What’s new this year?

There is one big change. This is the first year colleges will be judged on a three-year default rate, measuring whether borrowers who began repaying their loans betw…


Black Students Graduate With More Debt Than Whites, Study Finds

Black college graduates take on significantly more student debt than do their white counterparts, according to a new study by Gallup.

The study, conducted with Purdue University and the Lumina Foundation, found that half of black students who graduated from 2000 to 2014 reported graduating with more than $25,000 in debt, compared with 34 percent of white graduates who reported that level of debt. According to the study, the gap has remained roughly the same during the past four decades.

The stud…


Panel Will Guide Expansion of Education Dept.’s Debt-Relief Program

The U.S. Department of Education announced plans on Tuesday to establish a negotiated rule-making panel charged with hashing out how to expand the income-based student-loan repayment program. In a notice to be published in Wednesday’s Federal Register, the department specifies that a panel of negotiators will meet in February 2015 for as many as three sessions.

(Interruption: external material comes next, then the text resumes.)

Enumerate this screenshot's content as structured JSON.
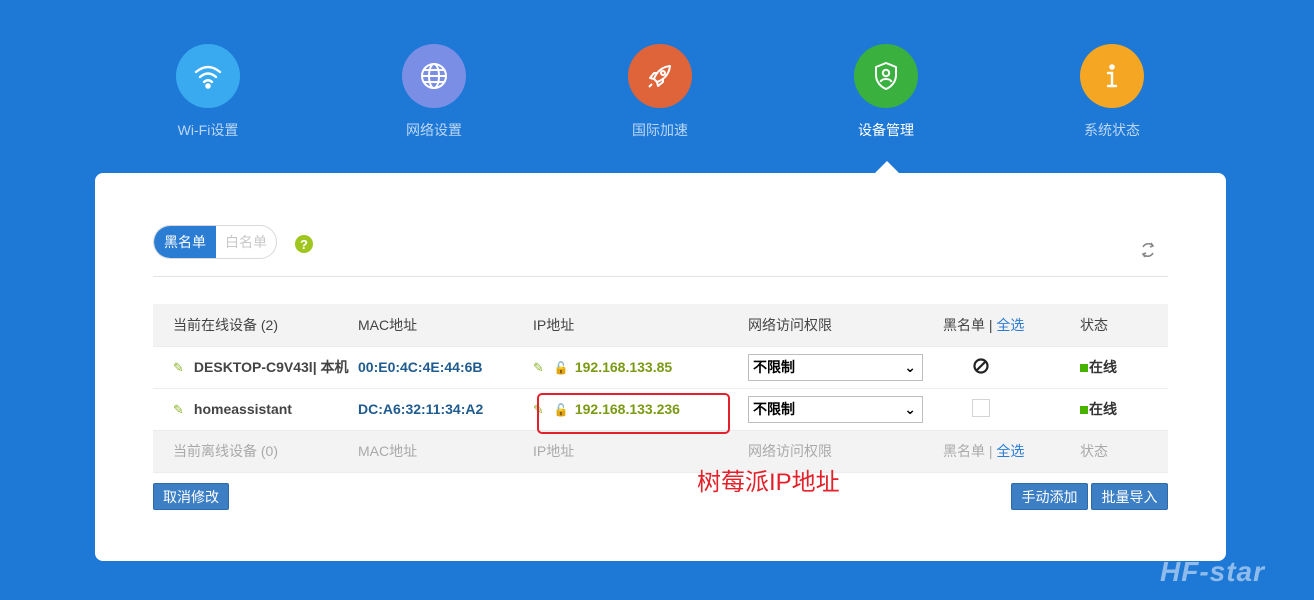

President Obama announced plans in June to extend the Pay as You Earn benefit to people with older loans. The program caps participants’…